## Records for this task
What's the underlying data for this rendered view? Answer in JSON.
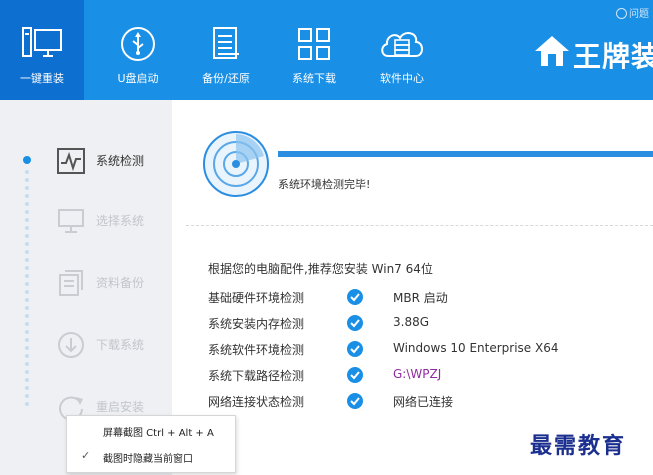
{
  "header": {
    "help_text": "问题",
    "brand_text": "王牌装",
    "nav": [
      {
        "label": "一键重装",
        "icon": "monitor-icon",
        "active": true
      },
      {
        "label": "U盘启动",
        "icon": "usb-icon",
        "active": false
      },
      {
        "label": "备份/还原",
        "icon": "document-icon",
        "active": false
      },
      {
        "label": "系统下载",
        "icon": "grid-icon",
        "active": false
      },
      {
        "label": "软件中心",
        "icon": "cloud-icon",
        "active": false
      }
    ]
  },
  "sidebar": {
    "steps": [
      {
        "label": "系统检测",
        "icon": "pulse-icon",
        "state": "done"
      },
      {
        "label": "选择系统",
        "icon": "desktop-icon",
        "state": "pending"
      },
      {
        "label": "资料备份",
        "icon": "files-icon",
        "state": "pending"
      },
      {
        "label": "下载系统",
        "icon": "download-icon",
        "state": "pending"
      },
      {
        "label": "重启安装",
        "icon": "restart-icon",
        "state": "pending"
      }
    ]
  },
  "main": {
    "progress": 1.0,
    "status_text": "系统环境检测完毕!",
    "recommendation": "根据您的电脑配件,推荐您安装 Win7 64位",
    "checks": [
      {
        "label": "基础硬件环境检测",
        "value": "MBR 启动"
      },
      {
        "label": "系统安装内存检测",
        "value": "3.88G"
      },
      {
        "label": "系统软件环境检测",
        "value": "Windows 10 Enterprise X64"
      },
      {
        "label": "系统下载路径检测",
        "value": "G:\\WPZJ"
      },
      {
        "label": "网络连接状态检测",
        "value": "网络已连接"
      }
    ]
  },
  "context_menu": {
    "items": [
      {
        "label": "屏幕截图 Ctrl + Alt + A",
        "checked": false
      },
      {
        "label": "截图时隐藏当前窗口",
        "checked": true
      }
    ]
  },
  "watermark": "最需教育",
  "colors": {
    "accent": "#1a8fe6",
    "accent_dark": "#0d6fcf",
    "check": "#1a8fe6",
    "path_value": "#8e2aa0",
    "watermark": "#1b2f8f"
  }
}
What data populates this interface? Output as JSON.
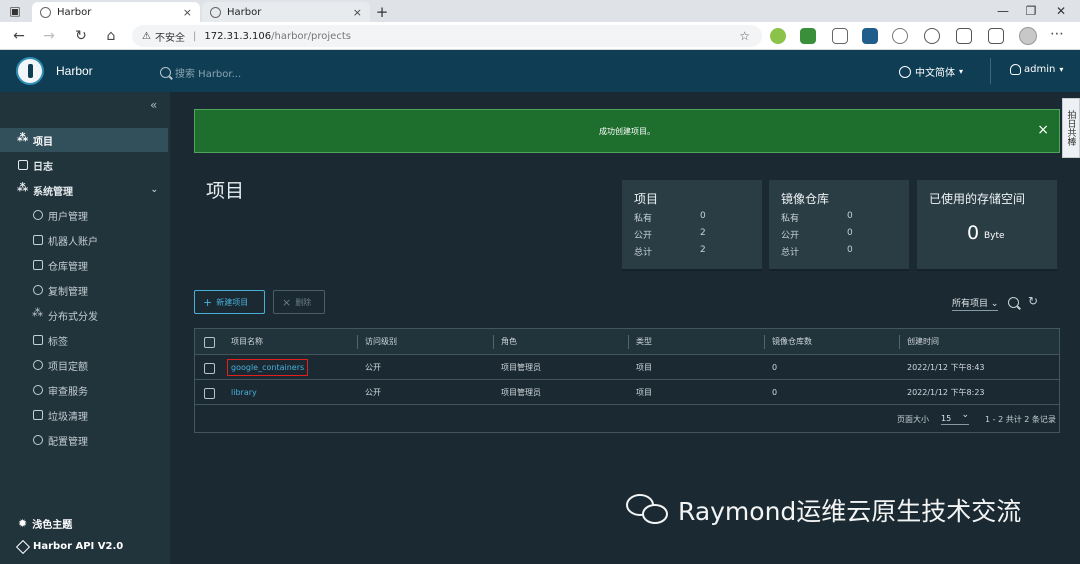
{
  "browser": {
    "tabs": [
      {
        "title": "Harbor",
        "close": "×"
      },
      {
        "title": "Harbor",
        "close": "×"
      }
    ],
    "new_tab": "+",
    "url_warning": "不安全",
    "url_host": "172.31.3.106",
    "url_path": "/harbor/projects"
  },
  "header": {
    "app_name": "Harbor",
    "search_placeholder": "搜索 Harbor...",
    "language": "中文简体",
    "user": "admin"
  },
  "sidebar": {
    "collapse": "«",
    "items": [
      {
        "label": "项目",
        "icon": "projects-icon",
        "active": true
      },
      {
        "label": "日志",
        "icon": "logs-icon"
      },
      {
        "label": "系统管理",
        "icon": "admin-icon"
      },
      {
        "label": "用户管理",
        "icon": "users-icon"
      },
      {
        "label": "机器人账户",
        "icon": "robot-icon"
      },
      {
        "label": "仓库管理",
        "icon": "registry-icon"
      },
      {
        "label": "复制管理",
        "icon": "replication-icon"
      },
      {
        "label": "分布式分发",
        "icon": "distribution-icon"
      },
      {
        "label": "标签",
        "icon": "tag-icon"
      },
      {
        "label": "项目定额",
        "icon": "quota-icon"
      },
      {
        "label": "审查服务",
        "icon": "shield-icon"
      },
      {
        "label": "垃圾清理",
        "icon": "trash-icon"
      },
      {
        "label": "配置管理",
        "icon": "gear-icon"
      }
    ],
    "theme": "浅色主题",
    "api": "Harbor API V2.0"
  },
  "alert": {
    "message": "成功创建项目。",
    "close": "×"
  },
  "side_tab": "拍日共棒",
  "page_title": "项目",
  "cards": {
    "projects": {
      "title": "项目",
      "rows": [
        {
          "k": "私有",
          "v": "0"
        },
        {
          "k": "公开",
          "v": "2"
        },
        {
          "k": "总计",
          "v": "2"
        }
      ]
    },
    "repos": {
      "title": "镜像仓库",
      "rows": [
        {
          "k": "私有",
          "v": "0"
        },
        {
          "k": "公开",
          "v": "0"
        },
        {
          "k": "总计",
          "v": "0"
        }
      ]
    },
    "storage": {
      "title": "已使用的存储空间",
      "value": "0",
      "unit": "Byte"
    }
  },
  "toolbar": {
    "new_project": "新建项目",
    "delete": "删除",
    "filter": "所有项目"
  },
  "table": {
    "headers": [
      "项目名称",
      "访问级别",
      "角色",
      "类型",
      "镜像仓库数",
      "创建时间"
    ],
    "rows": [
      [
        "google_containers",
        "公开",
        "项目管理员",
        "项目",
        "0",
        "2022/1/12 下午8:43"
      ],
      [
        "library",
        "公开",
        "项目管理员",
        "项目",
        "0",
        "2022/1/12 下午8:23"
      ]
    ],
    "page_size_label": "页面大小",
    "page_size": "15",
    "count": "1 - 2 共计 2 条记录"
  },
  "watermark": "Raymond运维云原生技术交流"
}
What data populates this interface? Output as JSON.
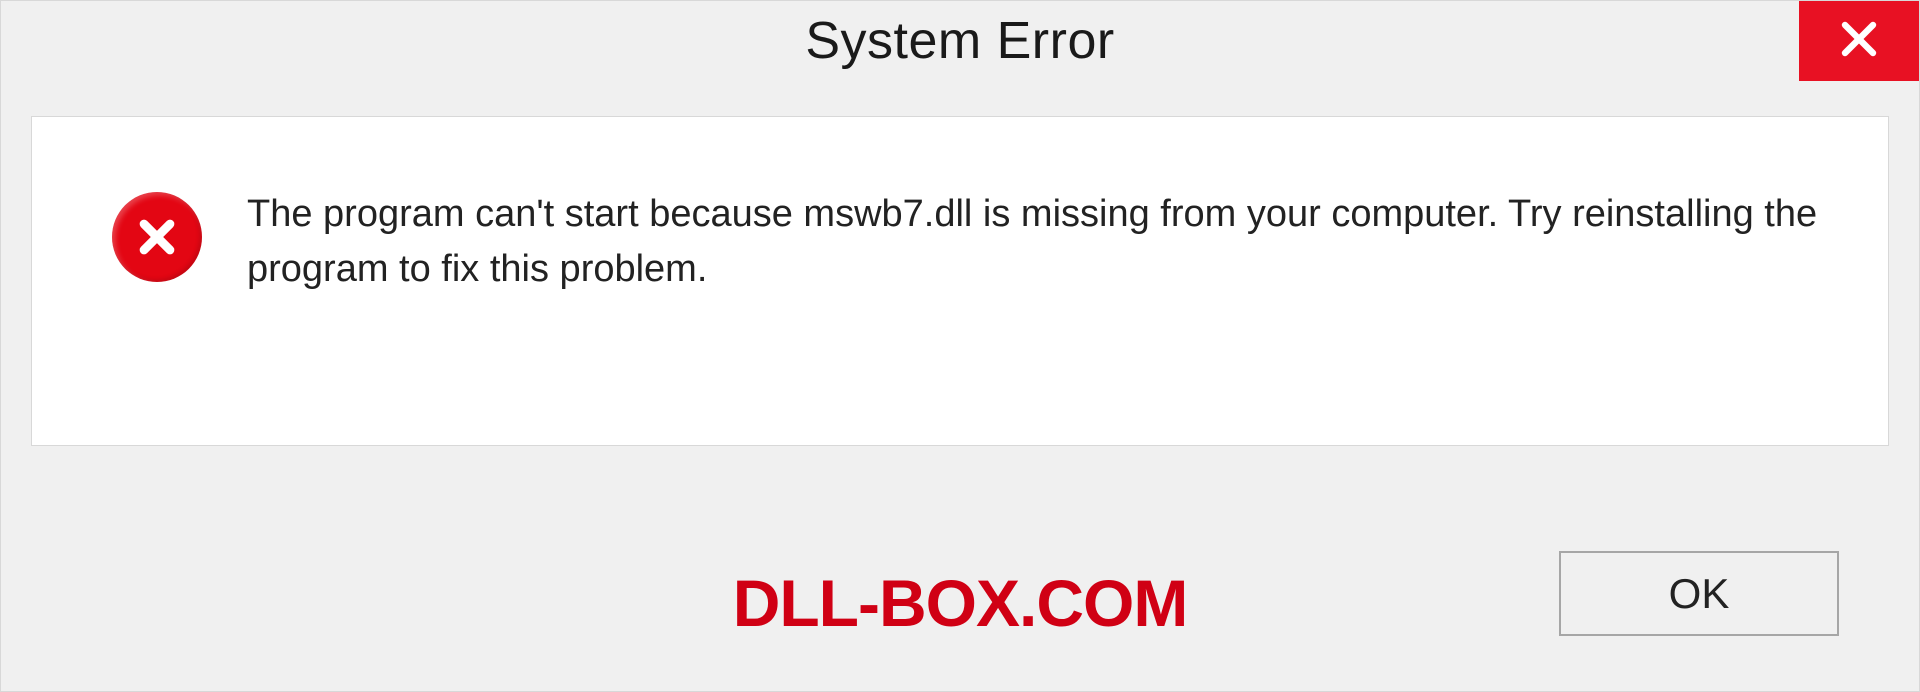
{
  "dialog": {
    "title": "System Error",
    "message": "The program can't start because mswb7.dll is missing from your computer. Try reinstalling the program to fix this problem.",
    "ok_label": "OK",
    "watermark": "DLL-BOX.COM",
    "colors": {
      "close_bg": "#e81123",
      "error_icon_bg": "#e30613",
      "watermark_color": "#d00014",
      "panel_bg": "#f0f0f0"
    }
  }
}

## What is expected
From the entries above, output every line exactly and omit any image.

## Reply to the task
What's the underlying data for this rendered view? Answer in JSON.
{
  "header": {
    "help_text": "问题",
    "brand_text": "王牌装",
    "nav": [
      {
        "label": "一键重装",
        "icon": "monitor-icon",
        "active": true
      },
      {
        "label": "U盘启动",
        "icon": "usb-icon",
        "active": false
      },
      {
        "label": "备份/还原",
        "icon": "document-icon",
        "active": false
      },
      {
        "label": "系统下载",
        "icon": "grid-icon",
        "active": false
      },
      {
        "label": "软件中心",
        "icon": "cloud-icon",
        "active": false
      }
    ]
  },
  "sidebar": {
    "steps": [
      {
        "label": "系统检测",
        "icon": "pulse-icon",
        "state": "done"
      },
      {
        "label": "选择系统",
        "icon": "desktop-icon",
        "state": "pending"
      },
      {
        "label": "资料备份",
        "icon": "files-icon",
        "state": "pending"
      },
      {
        "label": "下载系统",
        "icon": "download-icon",
        "state": "pending"
      },
      {
        "label": "重启安装",
        "icon": "restart-icon",
        "state": "pending"
      }
    ]
  },
  "main": {
    "progress": 1.0,
    "status_text": "系统环境检测完毕!",
    "recommendation": "根据您的电脑配件,推荐您安装 Win7 64位",
    "checks": [
      {
        "label": "基础硬件环境检测",
        "value": "MBR 启动"
      },
      {
        "label": "系统安装内存检测",
        "value": "3.88G"
      },
      {
        "label": "系统软件环境检测",
        "value": "Windows 10 Enterprise X64"
      },
      {
        "label": "系统下载路径检测",
        "value": "G:\\WPZJ"
      },
      {
        "label": "网络连接状态检测",
        "value": "网络已连接"
      }
    ]
  },
  "context_menu": {
    "items": [
      {
        "label": "屏幕截图 Ctrl + Alt + A",
        "checked": false
      },
      {
        "label": "截图时隐藏当前窗口",
        "checked": true
      }
    ]
  },
  "watermark": "最需教育",
  "colors": {
    "accent": "#1a8fe6",
    "accent_dark": "#0d6fcf",
    "check": "#1a8fe6",
    "path_value": "#8e2aa0",
    "watermark": "#1b2f8f"
  }
}
What data populates this interface? Output as JSON.
{
  "browser": {
    "tabs": [
      {
        "title": "Harbor",
        "close": "×"
      },
      {
        "title": "Harbor",
        "close": "×"
      }
    ],
    "new_tab": "+",
    "url_warning": "不安全",
    "url_host": "172.31.3.106",
    "url_path": "/harbor/projects"
  },
  "header": {
    "app_name": "Harbor",
    "search_placeholder": "搜索 Harbor...",
    "language": "中文简体",
    "user": "admin"
  },
  "sidebar": {
    "collapse": "«",
    "items": [
      {
        "label": "项目",
        "icon": "projects-icon",
        "active": true
      },
      {
        "label": "日志",
        "icon": "logs-icon"
      },
      {
        "label": "系统管理",
        "icon": "admin-icon"
      },
      {
        "label": "用户管理",
        "icon": "users-icon"
      },
      {
        "label": "机器人账户",
        "icon": "robot-icon"
      },
      {
        "label": "仓库管理",
        "icon": "registry-icon"
      },
      {
        "label": "复制管理",
        "icon": "replication-icon"
      },
      {
        "label": "分布式分发",
        "icon": "distribution-icon"
      },
      {
        "label": "标签",
        "icon": "tag-icon"
      },
      {
        "label": "项目定额",
        "icon": "quota-icon"
      },
      {
        "label": "审查服务",
        "icon": "shield-icon"
      },
      {
        "label": "垃圾清理",
        "icon": "trash-icon"
      },
      {
        "label": "配置管理",
        "icon": "gear-icon"
      }
    ],
    "theme": "浅色主题",
    "api": "Harbor API V2.0"
  },
  "alert": {
    "message": "成功创建项目。",
    "close": "×"
  },
  "side_tab": "拍日共棒",
  "page_title": "项目",
  "cards": {
    "projects": {
      "title": "项目",
      "rows": [
        {
          "k": "私有",
          "v": "0"
        },
        {
          "k": "公开",
          "v": "2"
        },
        {
          "k": "总计",
          "v": "2"
        }
      ]
    },
    "repos": {
      "title": "镜像仓库",
      "rows": [
        {
          "k": "私有",
          "v": "0"
        },
        {
          "k": "公开",
          "v": "0"
        },
        {
          "k": "总计",
          "v": "0"
        }
      ]
    },
    "storage": {
      "title": "已使用的存储空间",
      "value": "0",
      "unit": "Byte"
    }
  },
  "toolbar": {
    "new_project": "新建项目",
    "delete": "删除",
    "filter": "所有项目"
  },
  "table": {
    "headers": [
      "项目名称",
      "访问级别",
      "角色",
      "类型",
      "镜像仓库数",
      "创建时间"
    ],
    "rows": [
      [
        "google_containers",
        "公开",
        "项目管理员",
        "项目",
        "0",
        "2022/1/12 下午8:43"
      ],
      [
        "library",
        "公开",
        "项目管理员",
        "项目",
        "0",
        "2022/1/12 下午8:23"
      ]
    ],
    "page_size_label": "页面大小",
    "page_size": "15",
    "count": "1 - 2 共计 2 条记录"
  },
  "watermark": "Raymond运维云原生技术交流"
}
What data populates this interface? Output as JSON.
{
  "dialog": {
    "title": "System Error",
    "message": "The program can't start because mswb7.dll is missing from your computer. Try reinstalling the program to fix this problem.",
    "ok_label": "OK",
    "watermark": "DLL-BOX.COM",
    "colors": {
      "close_bg": "#e81123",
      "error_icon_bg": "#e30613",
      "watermark_color": "#d00014",
      "panel_bg": "#f0f0f0"
    }
  }
}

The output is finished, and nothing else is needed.